Our review has included the fact that the jury returned a general verdict of guilty. That is to say, although the trial court charged the jury in the guilt-innocence phase of trial that the defendant was charged with two crimes, murder and armed robbery, and that the jury could find the defendant guilty or not guilty of both or either of those crimes, the jury returned a verdict as follows: "We the jury find the defendant guilty." This general verdict was returned pursuant to the court's instruction: "Now if you believe the State has proven the guilt of the defendant beyond a reasonable doubt on all counts of this indictment, then the form of your verdict, in that event, would be, 'We, the Jury, find the defendant guilty.' " A general verdict of guilty returned upon a two-count indictment charging separate offenses means that the accused was found guilty upon both counts. Grace v. State, 36 Ga. App. 190(2) (136 SE 107) (1926); Cronin v. State, 13 Ga. App. 652 (2) (79 SE 747) (1913); Tooke v. State, 4 Ga. App. 495 (3) (61 SE 917) (1908).

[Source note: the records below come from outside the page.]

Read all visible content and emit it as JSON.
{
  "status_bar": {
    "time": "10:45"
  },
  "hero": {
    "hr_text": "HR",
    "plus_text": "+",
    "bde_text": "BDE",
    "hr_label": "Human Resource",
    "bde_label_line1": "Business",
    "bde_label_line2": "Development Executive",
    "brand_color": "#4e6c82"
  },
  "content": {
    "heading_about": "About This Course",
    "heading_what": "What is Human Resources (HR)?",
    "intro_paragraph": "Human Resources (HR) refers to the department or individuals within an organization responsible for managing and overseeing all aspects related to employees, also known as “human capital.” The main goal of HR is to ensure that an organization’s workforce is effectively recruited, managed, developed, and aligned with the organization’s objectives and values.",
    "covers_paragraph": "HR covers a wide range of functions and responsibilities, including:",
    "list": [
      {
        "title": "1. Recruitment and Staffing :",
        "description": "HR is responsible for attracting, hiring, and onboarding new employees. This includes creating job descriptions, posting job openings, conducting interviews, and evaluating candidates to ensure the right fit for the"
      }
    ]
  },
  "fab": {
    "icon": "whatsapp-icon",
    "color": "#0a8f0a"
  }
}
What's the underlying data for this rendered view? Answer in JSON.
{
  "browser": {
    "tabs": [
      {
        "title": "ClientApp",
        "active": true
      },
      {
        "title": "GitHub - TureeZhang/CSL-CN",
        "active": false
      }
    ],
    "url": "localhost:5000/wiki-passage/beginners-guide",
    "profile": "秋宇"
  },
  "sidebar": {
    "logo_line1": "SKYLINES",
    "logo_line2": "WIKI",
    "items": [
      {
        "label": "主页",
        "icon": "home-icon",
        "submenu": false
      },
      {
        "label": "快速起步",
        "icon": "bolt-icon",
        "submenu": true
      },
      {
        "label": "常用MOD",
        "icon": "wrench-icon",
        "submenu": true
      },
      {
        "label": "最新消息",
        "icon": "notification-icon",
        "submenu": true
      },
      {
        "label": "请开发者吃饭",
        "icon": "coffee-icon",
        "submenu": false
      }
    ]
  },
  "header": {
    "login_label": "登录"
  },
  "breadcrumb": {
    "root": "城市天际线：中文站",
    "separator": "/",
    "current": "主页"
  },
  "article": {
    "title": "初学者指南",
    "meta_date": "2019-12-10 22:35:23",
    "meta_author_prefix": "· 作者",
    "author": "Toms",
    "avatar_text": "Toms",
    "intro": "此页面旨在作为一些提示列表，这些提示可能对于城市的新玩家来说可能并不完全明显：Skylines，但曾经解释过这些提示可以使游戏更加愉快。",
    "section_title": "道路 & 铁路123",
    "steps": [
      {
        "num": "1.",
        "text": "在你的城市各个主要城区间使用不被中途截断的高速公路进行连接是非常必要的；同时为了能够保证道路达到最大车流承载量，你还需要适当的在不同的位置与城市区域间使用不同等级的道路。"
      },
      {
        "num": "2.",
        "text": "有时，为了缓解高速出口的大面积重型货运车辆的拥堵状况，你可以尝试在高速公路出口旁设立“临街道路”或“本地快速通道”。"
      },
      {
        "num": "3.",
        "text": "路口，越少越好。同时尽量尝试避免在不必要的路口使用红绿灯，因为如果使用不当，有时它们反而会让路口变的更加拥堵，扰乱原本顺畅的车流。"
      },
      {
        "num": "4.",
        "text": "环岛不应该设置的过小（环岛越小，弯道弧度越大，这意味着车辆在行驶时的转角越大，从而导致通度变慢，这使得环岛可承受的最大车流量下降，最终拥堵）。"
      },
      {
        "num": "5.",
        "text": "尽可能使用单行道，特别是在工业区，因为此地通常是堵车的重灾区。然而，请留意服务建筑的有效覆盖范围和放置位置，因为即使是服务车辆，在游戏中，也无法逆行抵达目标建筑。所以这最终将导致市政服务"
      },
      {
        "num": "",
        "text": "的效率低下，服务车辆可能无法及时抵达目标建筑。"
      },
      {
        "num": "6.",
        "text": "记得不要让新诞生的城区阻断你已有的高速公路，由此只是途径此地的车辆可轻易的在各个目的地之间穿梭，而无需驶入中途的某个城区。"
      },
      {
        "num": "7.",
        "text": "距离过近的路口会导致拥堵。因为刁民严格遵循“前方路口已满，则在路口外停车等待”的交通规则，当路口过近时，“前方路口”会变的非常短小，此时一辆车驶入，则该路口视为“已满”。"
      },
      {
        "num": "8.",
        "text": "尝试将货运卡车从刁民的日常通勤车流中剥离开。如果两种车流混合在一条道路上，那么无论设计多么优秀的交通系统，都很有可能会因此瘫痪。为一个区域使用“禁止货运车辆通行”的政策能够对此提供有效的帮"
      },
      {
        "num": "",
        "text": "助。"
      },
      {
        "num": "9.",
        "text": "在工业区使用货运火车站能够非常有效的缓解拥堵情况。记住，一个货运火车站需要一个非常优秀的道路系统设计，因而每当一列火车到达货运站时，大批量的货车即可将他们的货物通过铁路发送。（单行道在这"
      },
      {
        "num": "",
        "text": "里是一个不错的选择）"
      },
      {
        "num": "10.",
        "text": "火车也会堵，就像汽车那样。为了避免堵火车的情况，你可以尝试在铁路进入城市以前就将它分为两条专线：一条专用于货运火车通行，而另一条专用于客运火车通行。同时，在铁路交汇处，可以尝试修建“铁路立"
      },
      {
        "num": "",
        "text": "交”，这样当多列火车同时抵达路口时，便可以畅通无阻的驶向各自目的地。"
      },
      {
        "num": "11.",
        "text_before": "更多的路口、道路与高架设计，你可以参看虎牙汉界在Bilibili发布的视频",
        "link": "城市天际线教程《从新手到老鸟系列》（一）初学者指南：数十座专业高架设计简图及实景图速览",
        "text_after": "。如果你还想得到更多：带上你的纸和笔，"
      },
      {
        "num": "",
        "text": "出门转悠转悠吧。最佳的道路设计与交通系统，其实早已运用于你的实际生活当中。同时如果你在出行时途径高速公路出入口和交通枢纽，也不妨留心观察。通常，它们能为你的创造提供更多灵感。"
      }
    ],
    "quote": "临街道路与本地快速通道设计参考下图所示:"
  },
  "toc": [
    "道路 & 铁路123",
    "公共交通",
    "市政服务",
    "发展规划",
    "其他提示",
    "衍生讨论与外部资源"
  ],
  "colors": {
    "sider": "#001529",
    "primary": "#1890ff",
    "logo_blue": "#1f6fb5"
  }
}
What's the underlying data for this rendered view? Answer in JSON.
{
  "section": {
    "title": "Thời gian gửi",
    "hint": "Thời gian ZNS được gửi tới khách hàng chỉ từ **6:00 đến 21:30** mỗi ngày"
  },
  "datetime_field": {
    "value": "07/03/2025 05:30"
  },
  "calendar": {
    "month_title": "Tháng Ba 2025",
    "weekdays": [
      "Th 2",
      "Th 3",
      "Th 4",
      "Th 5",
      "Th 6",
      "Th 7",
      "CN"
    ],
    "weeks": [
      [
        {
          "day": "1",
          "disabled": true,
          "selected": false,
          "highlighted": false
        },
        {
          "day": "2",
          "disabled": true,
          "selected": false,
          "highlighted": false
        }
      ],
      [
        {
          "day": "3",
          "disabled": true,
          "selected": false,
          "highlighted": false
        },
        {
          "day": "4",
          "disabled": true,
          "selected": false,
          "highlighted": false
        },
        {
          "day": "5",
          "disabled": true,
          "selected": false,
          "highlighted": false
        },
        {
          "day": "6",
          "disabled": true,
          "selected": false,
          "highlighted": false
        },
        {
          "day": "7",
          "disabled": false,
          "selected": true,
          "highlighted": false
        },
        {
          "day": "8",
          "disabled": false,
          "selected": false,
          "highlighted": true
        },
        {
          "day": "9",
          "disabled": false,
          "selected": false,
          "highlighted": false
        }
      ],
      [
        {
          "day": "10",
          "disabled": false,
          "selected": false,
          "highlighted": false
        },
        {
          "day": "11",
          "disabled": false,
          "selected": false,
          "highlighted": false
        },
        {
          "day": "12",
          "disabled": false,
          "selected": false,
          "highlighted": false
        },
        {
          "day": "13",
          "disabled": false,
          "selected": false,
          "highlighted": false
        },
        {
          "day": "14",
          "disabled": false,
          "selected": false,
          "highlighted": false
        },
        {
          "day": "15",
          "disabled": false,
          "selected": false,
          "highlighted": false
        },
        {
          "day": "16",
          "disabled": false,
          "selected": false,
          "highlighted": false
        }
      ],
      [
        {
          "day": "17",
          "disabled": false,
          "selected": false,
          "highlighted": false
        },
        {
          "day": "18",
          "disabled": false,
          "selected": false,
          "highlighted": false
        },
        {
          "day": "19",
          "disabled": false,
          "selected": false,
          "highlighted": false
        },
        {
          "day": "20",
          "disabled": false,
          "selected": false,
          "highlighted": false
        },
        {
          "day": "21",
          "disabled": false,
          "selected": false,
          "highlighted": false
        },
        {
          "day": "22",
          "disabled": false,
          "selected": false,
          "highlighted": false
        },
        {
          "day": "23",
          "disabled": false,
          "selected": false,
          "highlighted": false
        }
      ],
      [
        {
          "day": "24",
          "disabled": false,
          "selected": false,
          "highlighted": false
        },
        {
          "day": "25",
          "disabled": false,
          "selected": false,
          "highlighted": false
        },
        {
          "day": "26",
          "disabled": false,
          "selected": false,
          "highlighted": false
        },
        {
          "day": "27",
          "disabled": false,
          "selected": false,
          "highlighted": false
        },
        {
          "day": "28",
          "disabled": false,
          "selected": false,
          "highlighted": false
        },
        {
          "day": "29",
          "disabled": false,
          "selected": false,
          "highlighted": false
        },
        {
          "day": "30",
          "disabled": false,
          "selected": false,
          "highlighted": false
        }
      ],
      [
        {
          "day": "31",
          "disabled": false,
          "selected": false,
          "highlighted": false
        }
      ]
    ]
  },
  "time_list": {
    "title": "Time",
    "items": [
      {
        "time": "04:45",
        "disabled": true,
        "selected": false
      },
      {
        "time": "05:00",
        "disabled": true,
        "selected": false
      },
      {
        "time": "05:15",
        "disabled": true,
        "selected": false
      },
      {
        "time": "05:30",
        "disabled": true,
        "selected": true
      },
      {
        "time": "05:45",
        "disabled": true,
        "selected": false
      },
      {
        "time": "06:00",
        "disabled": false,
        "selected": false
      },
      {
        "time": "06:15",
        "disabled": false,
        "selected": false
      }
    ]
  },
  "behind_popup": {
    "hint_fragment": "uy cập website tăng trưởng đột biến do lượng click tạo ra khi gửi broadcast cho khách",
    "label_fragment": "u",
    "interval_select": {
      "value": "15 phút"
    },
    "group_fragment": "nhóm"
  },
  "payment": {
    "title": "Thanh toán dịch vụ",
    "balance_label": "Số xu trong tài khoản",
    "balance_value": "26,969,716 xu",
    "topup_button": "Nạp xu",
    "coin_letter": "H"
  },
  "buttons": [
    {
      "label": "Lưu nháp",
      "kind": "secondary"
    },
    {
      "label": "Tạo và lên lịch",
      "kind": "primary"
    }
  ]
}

Under the law and under the charge of the court in this case, the jury found the defendant guilty of both murder and armed robbery. Following the return of the general verdict of guilty, the jury heard argument and instruction as to sentencing and returned the following verdict: "We fix his punishment as death. The offense of murder was committed while the offender was engaged in the commission of another capital felony."
It is clear that the jury found the defendant guilty of both murder and armed robbery, as they were authorized to do by the evidence in this case, although no separate sentence as such was imposed upon the armed robbery conviction.
We have reviewed the death sentence as required by Ga. L. 1973, p. 159 et seq. (Code Ann. 27-2537(c)), as was done in Coley v. State, 231 Ga. 829 (204 SE2d 612) (1974)
, and each subsequent case involving the death penalty under this statute. We conclude that the sentence of death imposed here was not imposed under the influence of passion, prejudice, or any other arbitrary factor. The evidence supports the jury's finding of a statutory aggravating circumstance; i.e., that the offense of murder was committed while the offender was engaged in another capital felony, to wit: armed robbery. Code Ann. 27-2534.1 (b) (2).
We have compared the evidence and sentence in this case with similar cases contained in the appendix attached to this opinion. All the cases selected for comparison were for murders committed in the course of another felony occurring at a time when the death penalty was authorized. The cases reveal that it is not unusual for juries in Georgia to impose the death penalty when murder is committed in the course of another felony where the victim of that felony is murdered. Although it may appear that the crimes committed were unnecessary, it does not render punishment therefor unnecessary. Terry Lee Goodwin's sentence to death for murder is not excessive or disproportionate to the penalty imposed in similar cases considering both the crime and the defendant.
Similar cases considered by the court: Lingo v. State, 226 Ga. 496 (175 SE2d 657) (1970)
; Johnson v. State, 226 Ga. 511 (175 SE2d 840) (1970)
; Pass v. State, 227 Ga. 730 (182 SE2d 779) (1971)
; Kramer v. State, 230 Ga. 855 (199 SE2d 805) (1973)
; Hunter v. State, 231 Ga. 494 (202 SE2d 441) (1973)
; House v. State, 232 Ga. 140 (205 SE2d 217) (1974)
; Gregg v. State, 233 Ga. 117 (210 SE2d 659) (1974)
; Moore v. State, 233 Ga. 861 (213 SE2d 829) (1975)
; Floyd v. State, 233 Ga. 280 (210 SE2d 810) (1975)
; Mitchell v. State, 234 Ga. 160 (214 SE2d 900) (1975)
; Jarrell v. State, 234 Ga. 410 (216 SE2d 258) (1975)
; Berryhill v. State, 235 Ga. 549 (221 SE2d 185) (1975)
JORDAN, Justice, dissenting.
I dissent to the imposition of the death penalty in this case due to the evidence concerning the mental capacity of the defendant, and for no other reason.